    I feel that every time I read these ltc posts, it is me! It has to be the same in every ltc all over the country. The longer I work in ltc, the more I am starting to hate it and wonder why I decided to go into nursing. I do love the patients but it's everything else that bothers me. Management loves to give out warnings for stupid reasons, they expect you to do everything, and never say ank you for the hard work. The med pass has gotten easier but there's so much paper work and responsibility when in charge of 40 patients. Forget about admissions, a fall, or incident report. I'm a new grad and only been in ltc for 3 months and trying to make it to the 6 month mark. it's not getting better, its getting worse! My manager reprimands us all of the time and talks to us like we a children. I hate it! It's sad because these patients deserve good caring nurses
  7. QNurStudent

    New Grad LTC Seeking Advice
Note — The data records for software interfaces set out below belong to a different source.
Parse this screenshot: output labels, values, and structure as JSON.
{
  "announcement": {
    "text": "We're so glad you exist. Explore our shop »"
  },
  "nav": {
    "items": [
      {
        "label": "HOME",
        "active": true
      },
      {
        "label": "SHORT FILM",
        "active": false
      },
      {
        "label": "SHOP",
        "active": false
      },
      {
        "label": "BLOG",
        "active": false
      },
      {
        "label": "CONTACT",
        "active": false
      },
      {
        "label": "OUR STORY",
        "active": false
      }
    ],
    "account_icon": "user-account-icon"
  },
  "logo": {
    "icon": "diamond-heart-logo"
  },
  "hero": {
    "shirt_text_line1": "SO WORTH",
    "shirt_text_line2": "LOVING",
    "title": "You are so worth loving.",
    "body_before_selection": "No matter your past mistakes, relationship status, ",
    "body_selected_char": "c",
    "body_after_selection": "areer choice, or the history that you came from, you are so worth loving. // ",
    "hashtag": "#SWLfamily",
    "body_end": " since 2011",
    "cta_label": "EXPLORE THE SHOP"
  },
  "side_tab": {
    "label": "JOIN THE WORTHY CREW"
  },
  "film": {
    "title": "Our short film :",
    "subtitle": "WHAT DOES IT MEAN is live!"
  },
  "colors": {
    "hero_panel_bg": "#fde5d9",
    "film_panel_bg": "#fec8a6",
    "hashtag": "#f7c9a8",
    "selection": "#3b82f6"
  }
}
    Thanks but I know I am not going to stick it out that much longer. I feel like the place is so archaic and there is so much room for basic human error. I have never had a warning in my life so I will be so dissappointed when I get one, which I am sure I will get one. I also they management try to get people fired for stupid reasons. I understand that the residents are stable but ltc nursing is hard work. I love geriatrics but I don't love ltc. I live in the Boston area so the job market for new grad RNs is tough. I did work as a nursing assistant in a Magnet hospital while in school and they had a new grad program. I got an interview, which was intense, but unfortunately they wanted the BSN and I had my Associates. So here I am hundreds of job applications and no response. I went to this ltc facility, got hired on the spot, no questions asked, and they didn't ask for references. So good luck to you and hope you find a job that you love and feel comfortable in!
  8. QNurStudent

    New Grad LTC Seeking Advice

    I feel like I wrote the original post!! I am a new grad, on the same shift and started around the same time, floating, and same amount of residents. The facility I work at has the highest turnover of any place I have seen. I don't have a supervisor for the 7p to 11p shift and I am usually the only RN on. There is paperwork everywhere and there is no rhyme or reason to how the paperwork is filed. I feel like I have been thrown to the wolves and that no one has my back. I am debating on quitting myself but everyone is telling me that have to stay 6 months in order to get my experience. I feel unsafe at times but I am just trying to keep my mouth shut and just go with the flow of the place. Other nurses throw each other under the bus so I am waiting for my first warning.